THE haunting calls of migrating geese on the long flight north to their breeding grounds are sure signs that spring has finally arrived, writes David Carnduff.
I watched a large skein of geese winging their way over the Clyde on a crystal clear April morning when the temperature was more akin to that of midwinter.
Adverse weather is often a hindrance to migratory species but the urge to get to their breeding territory is compelling, even if it means crossing oceans.
In the case of the pink-footed geese I watched that cold morning, their destination ultimately will be Iceland or possibly Greenland.
Members of the Clyde branch of the Scottish Ornithologists’ Club keep a count of migrating geese and share findings on the club’s social media pages. Later on the morning of my sighting, a similar number were reported from Loch Lomond. I wondered if it could have been the same flock.
Spring, with its returning migrants, is not just a visual feast but also a treat for the ears. The calls of migrating geese — so evocative of wild places — are just one of a suite of sounds which proclaim that winter is over.
Come mid-April, for example, woodland throughout Inverclyde rings with the songs of willow warblers, little bags of energy newly arrived from sub-Saharan Africa.
The influx of willow warblers is a key event in the birding calendar and one which proclaims that summer is just around the corner. Their song is a tuneful cadence repeated with unbridled enthusiasm as they flit from branch to branch.
Upland Inverclyde also has its own sounds of spring, provided by the skylark, curlew and, of course, the cuckoo.
However, there is another sound in the uplands which is guaranteed to puzzle — possibly even unnerve — people hearing it for the first time. That’s because the source of the unusual sound is frequently difficult to spot.
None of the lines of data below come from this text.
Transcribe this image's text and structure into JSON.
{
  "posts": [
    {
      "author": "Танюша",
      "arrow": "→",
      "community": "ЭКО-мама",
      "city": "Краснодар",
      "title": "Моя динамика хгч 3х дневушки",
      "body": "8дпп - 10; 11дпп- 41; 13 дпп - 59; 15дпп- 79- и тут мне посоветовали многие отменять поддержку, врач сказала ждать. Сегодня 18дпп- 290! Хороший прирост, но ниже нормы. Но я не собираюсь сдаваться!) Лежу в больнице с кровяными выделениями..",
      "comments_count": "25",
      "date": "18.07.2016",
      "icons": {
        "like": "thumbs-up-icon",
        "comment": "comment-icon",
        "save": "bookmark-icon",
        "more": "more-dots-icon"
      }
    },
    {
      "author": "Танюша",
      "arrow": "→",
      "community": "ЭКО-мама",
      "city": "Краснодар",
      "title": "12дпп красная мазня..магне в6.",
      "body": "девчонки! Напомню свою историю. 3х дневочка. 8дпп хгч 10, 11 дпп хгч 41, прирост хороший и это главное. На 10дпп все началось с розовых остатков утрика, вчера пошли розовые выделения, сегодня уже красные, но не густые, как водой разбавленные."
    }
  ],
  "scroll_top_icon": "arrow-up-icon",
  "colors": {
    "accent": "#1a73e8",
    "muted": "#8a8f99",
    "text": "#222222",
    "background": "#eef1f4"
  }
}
It is, in fact, the “drumming” ritual of the snipe, a secretive little wading bird that inhabits marshes and muddy pool margins.
The “drumming” is caused by outer tail feathers vibrating together during the snipe’s display flight. The sound has also been described as “bleating” or “winnowing”.
So strange is the sound that folklore in some cultures offer fanciful explanations for its source. It was of popular belief in parts of Sweden that the snipe was actually a horse that had been miraculously transported into the sky because the drumming sounded so similar to the whinny of a horse.
And in parts of northern Germany it was believed that the bleating of snipe at twilight was made by goats pulling Thor across the heavens in his chariot.
As far as I know, no such folklore exists here about the origins of the mysterious sound, but to hear it on a lonely moor as night is falling still makes the hairs on my neck tingle.